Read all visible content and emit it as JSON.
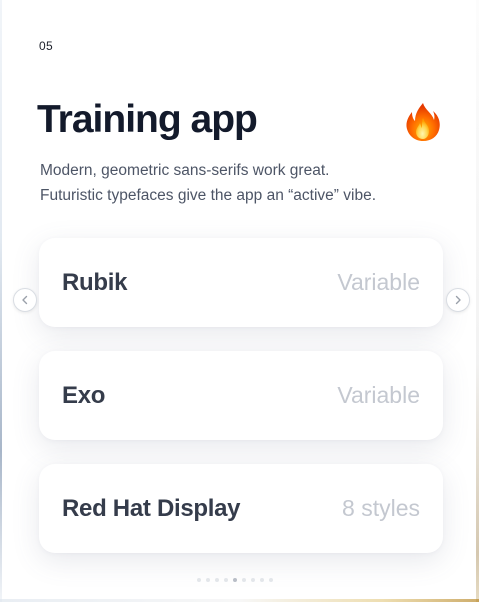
{
  "slide": {
    "number": "05",
    "title": "Training app",
    "description_lines": [
      "Modern, geometric sans-serifs work great.",
      "Futuristic typefaces give the app an “active” vibe."
    ],
    "emoji_icon": "fire-icon"
  },
  "fonts": [
    {
      "name": "Rubik",
      "styles": "Variable"
    },
    {
      "name": "Exo",
      "styles": "Variable"
    },
    {
      "name": "Red Hat Display",
      "styles": "8 styles"
    }
  ],
  "navigation": {
    "prev_icon": "chevron-left-icon",
    "next_icon": "chevron-right-icon",
    "pager_count": 9,
    "pager_active_index": 4
  },
  "colors": {
    "title": "#131a2b",
    "body_text": "#4d5566",
    "font_name": "#353c4b",
    "styles_text": "#c4c8d0",
    "card_bg": "#ffffff"
  }
}
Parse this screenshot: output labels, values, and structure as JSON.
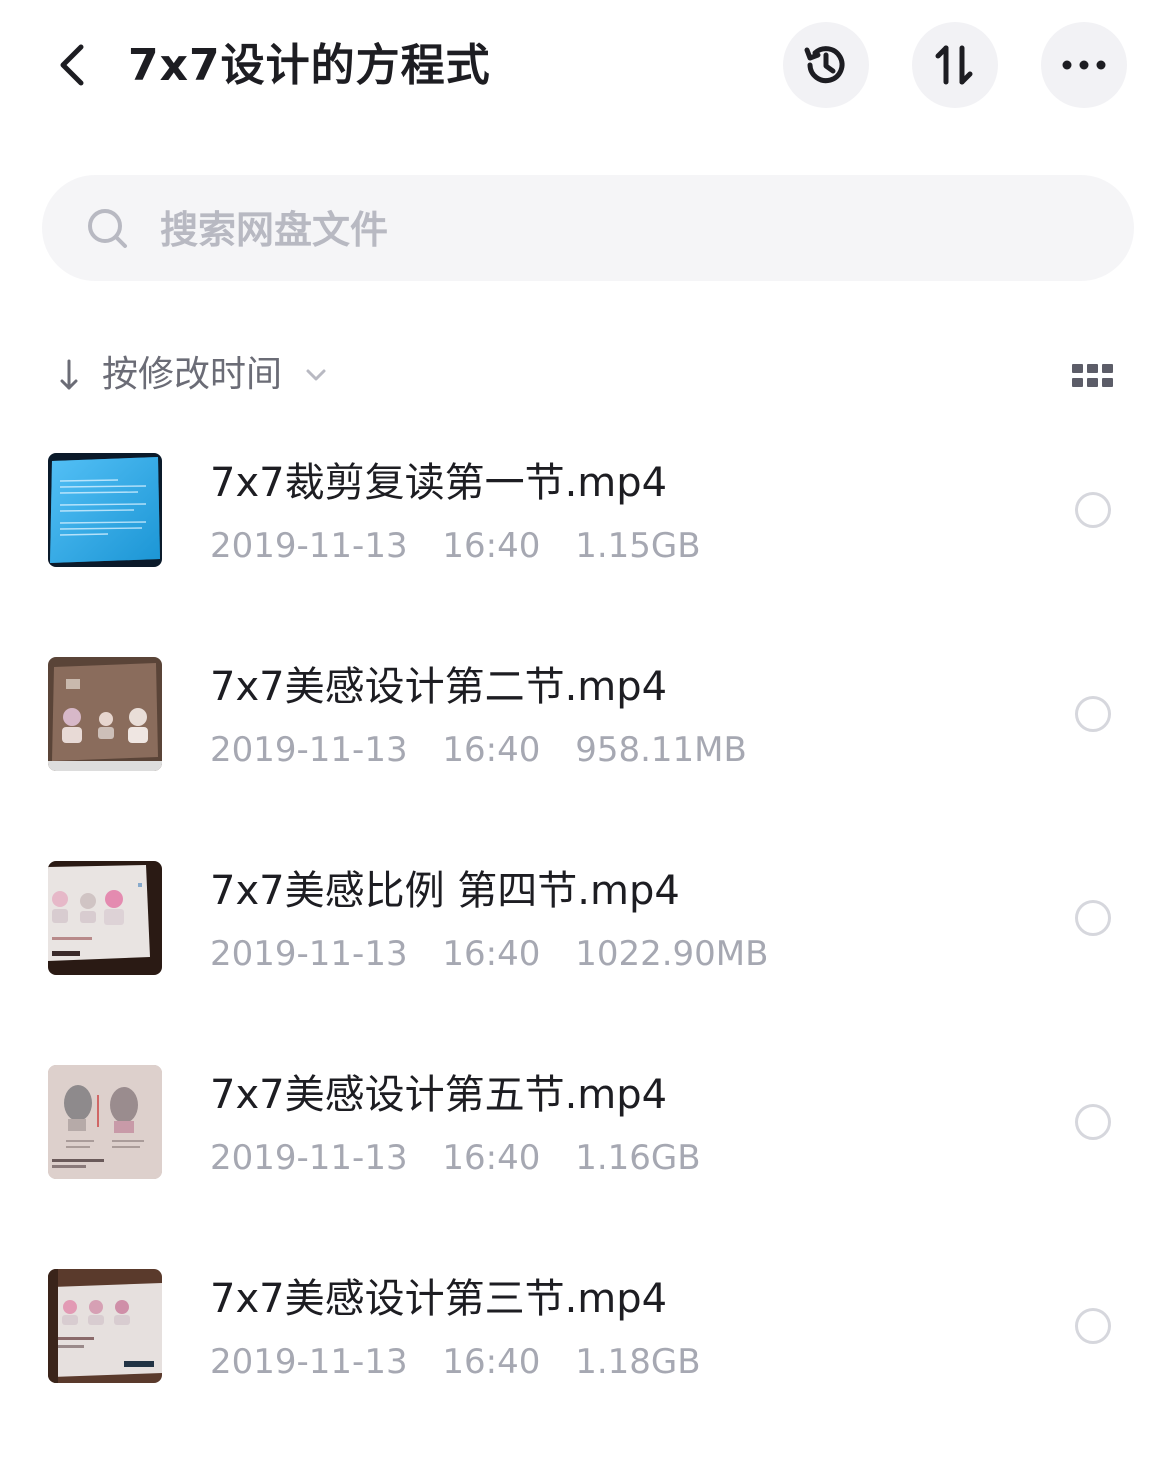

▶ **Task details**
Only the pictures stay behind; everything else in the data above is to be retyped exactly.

▶ **Finished exercise**
Read all visible content and emit it as JSON.
{
  "slide": {
    "number": "05",
    "title": "Training app",
    "description_lines": [
      "Modern, geometric sans-serifs work great.",
      "Futuristic typefaces give the app an “active” vibe."
    ],
    "emoji_icon": "fire-icon"
  },
  "fonts": [
    {
      "name": "Rubik",
      "styles": "Variable"
    },
    {
      "name": "Exo",
      "styles": "Variable"
    },
    {
      "name": "Red Hat Display",
      "styles": "8 styles"
    }
  ],
  "navigation": {
    "prev_icon": "chevron-left-icon",
    "next_icon": "chevron-right-icon",
    "pager_count": 9,
    "pager_active_index": 4
  },
  "colors": {
    "title": "#131a2b",
    "body_text": "#4d5566",
    "font_name": "#353c4b",
    "styles_text": "#c4c8d0",
    "card_bg": "#ffffff"
  }
}
Parse this screenshot: output labels, values, and structure as JSON.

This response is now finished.